Published: Jun 29, 2020 07:48 PM

People participate in a movement exercise as a Pride and Black Lives Matter march ends at Loring Park on Sunday in Minneapolis, Minnesota, the US. Photo: AFP

With more than 2.6 million people infected, the US accounts for a quarter of the world's COVID-19 cases. Chinese in the US expressed their confusion at the US government's neglectful attitude and measures in confronting the pandemic, as well as frustration as the number of new infections stays high.

Though the virus has killed almost 130,000 in several months, many people in the US still do not have awareness on the danger of it, the Chinese in the US reached by the Global Times said.

As most states have reopened their economy, many people and vehicles are on the streets. "In the supermarket, I saw adults wearing masks, but they do not put masks on their very young children, like the children could not be infected," said a Chinese man in Ohio who asked to be called Billy.

Billy said he believed the Trump administration does not "educate" or share information with people in the country about the terrible effects of COVID-19 and in fact encourages anti-intellectualism. "Even today many people are ill-informed about the disease."

Billy also blames false appeals to personal liberty and lack of coordination among state-level governments with worsening the situation. "I met some elders who came to me and asked 'where to buy masks,' because they could not find any mask. I felt sympathy," Billy said. "Also, seeing the new cases staying high makes me frustrated."

"Early misguidance by the US government and media led Americans to ignore the epidemic in the first place, leading to a quarter of global infections in the United States today," a 29-year-old Chinese man from Northeast China's Heilongjiang Province surnamed Cheng who has been living in Philadelphia for six years told the Global Time on Sunday.

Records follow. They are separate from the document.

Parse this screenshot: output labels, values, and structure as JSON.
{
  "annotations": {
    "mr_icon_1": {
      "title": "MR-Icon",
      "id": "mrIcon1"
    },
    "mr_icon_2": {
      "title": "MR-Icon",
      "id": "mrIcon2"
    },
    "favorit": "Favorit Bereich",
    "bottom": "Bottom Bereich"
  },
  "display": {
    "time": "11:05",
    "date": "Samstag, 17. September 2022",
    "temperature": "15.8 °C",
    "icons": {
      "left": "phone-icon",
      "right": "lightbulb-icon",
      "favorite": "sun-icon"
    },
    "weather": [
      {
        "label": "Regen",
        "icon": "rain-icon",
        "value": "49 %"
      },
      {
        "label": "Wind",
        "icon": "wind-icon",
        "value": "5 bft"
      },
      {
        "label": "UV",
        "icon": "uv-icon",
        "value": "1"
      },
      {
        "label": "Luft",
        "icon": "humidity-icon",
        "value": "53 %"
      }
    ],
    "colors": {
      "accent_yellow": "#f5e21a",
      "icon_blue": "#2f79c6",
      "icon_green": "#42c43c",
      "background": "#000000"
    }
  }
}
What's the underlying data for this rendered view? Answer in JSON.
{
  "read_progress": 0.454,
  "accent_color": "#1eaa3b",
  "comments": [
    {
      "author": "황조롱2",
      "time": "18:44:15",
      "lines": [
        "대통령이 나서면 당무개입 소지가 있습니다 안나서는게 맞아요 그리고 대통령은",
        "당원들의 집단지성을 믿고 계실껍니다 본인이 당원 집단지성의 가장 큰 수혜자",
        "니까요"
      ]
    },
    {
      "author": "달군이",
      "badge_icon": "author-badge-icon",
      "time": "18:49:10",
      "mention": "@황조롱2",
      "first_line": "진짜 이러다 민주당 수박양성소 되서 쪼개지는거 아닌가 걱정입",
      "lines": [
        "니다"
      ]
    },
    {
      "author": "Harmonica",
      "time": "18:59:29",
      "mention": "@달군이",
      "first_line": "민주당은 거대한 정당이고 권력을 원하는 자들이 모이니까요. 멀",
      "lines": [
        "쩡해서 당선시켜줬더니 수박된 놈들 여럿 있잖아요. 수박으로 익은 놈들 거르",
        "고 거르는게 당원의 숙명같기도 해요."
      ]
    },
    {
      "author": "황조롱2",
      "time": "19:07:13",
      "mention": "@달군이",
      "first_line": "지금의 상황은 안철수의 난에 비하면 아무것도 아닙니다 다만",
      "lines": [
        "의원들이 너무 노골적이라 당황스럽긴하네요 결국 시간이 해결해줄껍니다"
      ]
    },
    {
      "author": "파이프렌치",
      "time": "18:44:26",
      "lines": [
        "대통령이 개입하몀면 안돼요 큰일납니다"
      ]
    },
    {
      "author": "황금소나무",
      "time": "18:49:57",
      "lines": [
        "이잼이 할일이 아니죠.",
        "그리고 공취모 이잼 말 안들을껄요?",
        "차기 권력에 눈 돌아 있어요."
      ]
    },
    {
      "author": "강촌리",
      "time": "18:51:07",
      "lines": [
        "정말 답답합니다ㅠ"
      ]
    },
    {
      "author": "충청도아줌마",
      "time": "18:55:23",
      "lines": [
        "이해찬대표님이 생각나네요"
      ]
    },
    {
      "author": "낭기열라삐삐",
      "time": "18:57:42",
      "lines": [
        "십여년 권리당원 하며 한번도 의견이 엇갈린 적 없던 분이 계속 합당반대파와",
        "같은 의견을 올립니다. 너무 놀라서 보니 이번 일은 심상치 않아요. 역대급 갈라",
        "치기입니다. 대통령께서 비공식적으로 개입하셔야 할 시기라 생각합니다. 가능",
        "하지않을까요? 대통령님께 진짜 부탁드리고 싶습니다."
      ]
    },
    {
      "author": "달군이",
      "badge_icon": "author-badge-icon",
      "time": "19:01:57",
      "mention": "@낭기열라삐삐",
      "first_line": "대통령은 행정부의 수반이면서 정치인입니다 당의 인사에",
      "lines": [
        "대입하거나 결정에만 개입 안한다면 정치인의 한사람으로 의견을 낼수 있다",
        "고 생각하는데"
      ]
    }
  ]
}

Early on, the US government promoted COVID-19 as an influenza, and then said only sick people need to wear masks, Cheng said, adding that under that circumstance, Asians wearing masks on the street were stared at and experienced racism linked to the virus.

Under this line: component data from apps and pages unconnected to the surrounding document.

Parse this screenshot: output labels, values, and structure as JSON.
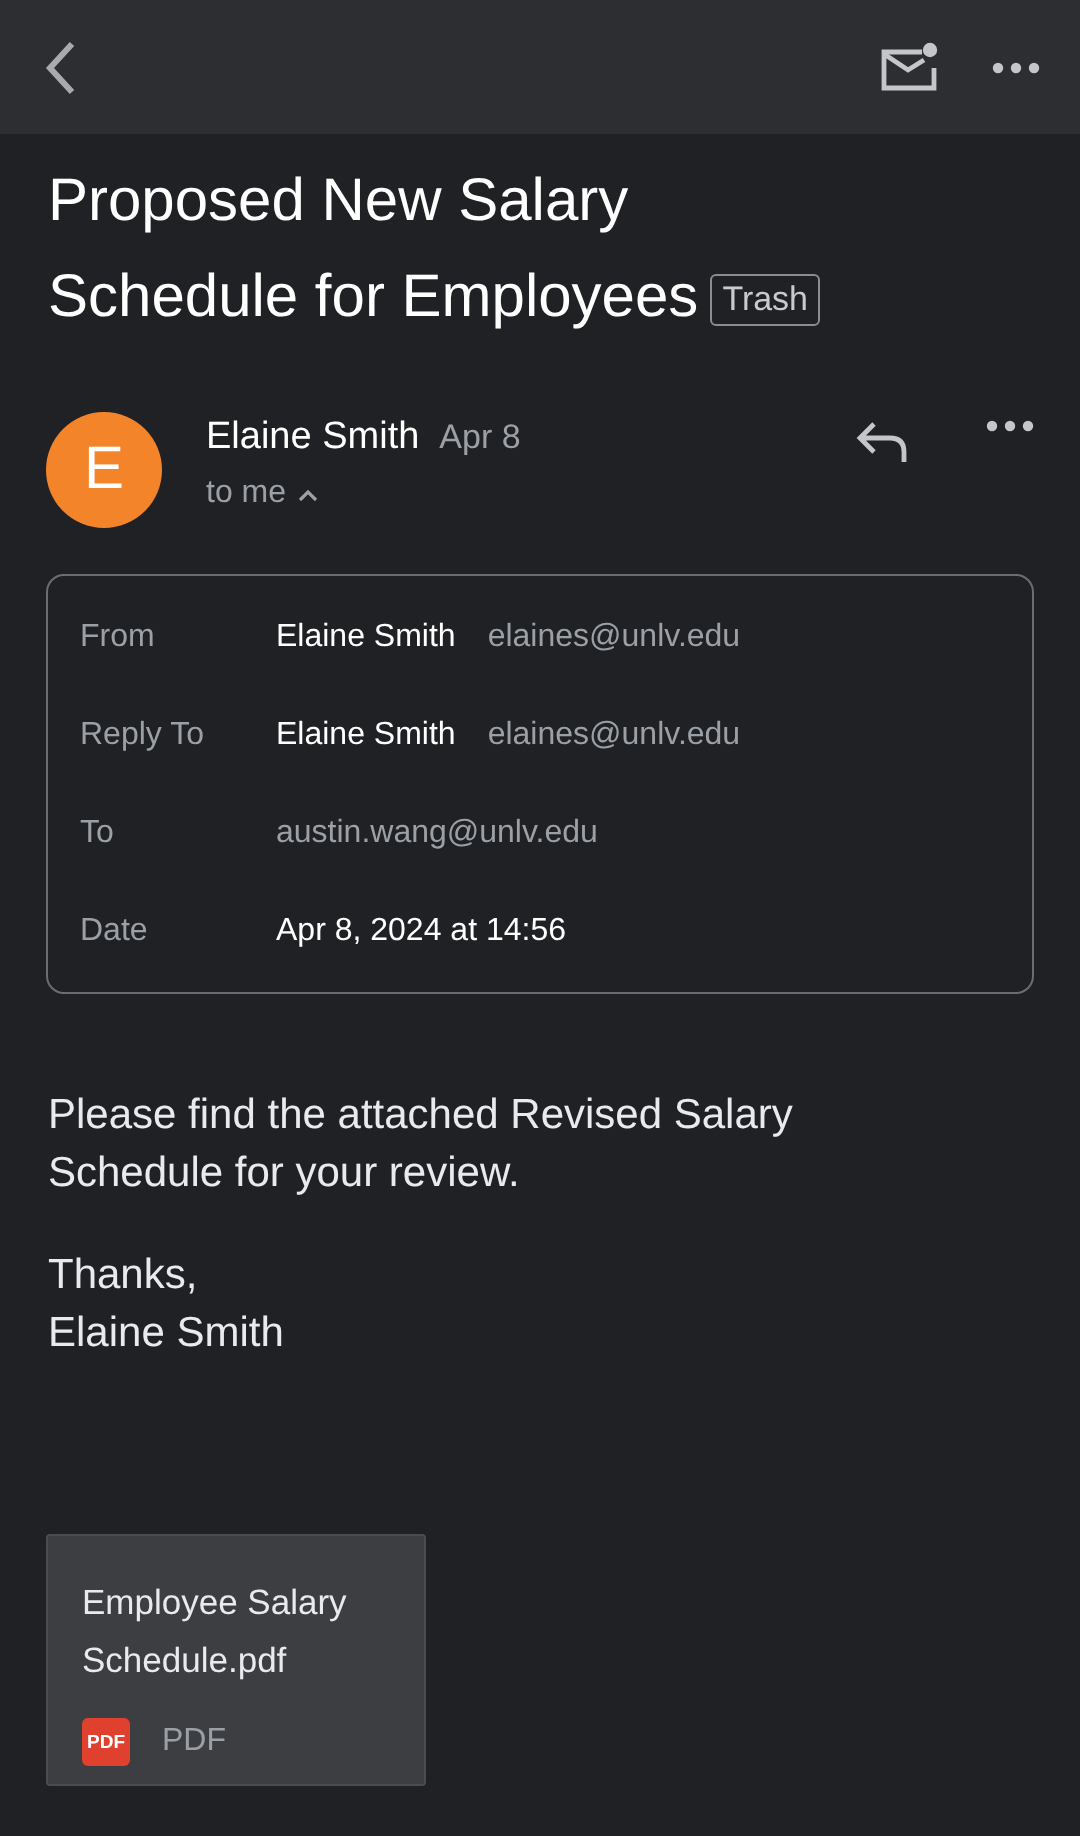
{
  "subject": "Proposed New Salary Schedule for Employees",
  "label": "Trash",
  "message": {
    "avatar_letter": "E",
    "sender": "Elaine Smith",
    "date": "Apr 8",
    "recipient": "to me",
    "details_expanded": true
  },
  "details": [
    {
      "label": "From",
      "name": "Elaine Smith",
      "email": "elaines@unlv.edu"
    },
    {
      "label": "Reply To",
      "name": "Elaine Smith",
      "email": "elaines@unlv.edu"
    },
    {
      "label": "To",
      "email": "austin.wang@unlv.edu"
    },
    {
      "label": "Date",
      "name": "Apr 8, 2024 at 14:56"
    }
  ],
  "body": [
    "Please find the attached Revised Salary Schedule for your review.",
    "Thanks,\nElaine Smith"
  ],
  "attachment": {
    "file_name": "Employee Salary Schedule.pdf",
    "icon_label": "PDF",
    "type": "PDF"
  }
}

In the early days, the US only grounded flights from China, but flights from Europe and South America remained normal, causing the spread of the virus, he noted.

More than 350,000 Chinese students study in the US. The pandemic has affected their academic career, especially those poised to graduate.

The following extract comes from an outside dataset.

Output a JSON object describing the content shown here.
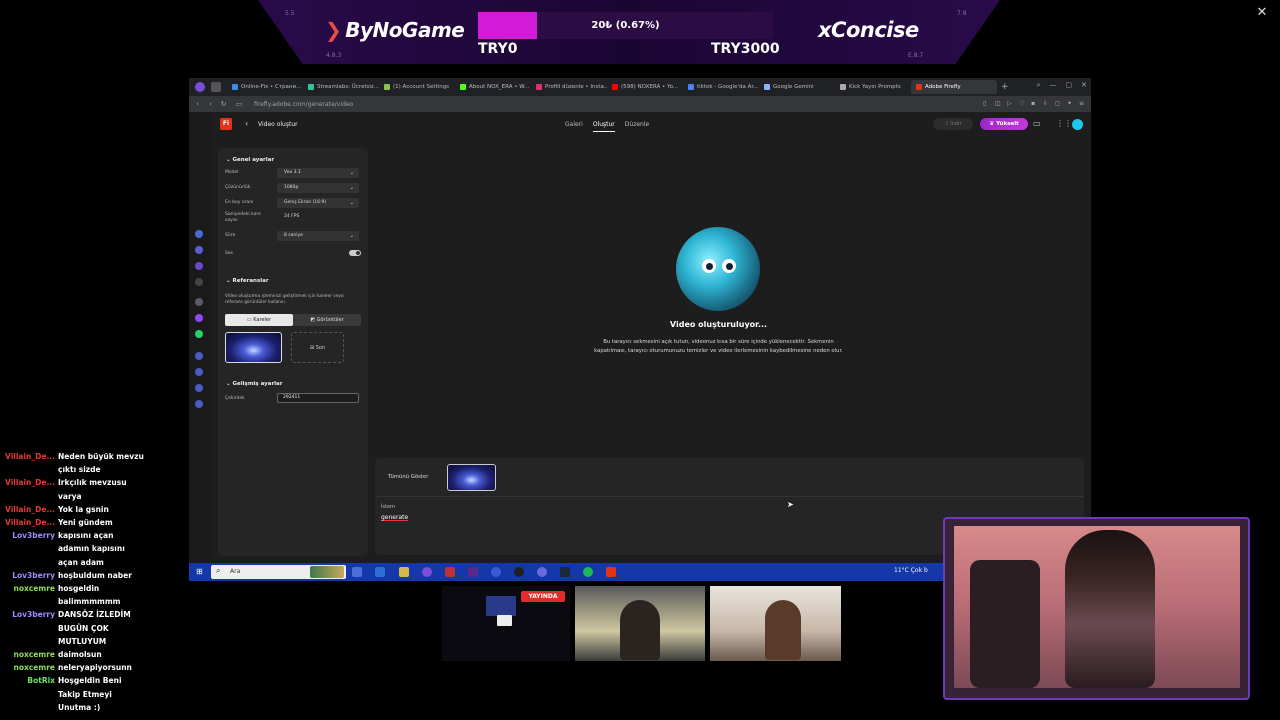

Zhang Mo, a student in Georgia, said that her university, a public school, is financially impacted by the pandemic. "Professors are forced to be on leave without pay," she said.

Zhang also found people in the US around her do not pay much attention to the virus. A taxi driver once told her that he drinks a kind of "tea tree oil" imported from Australia that could kill the virus.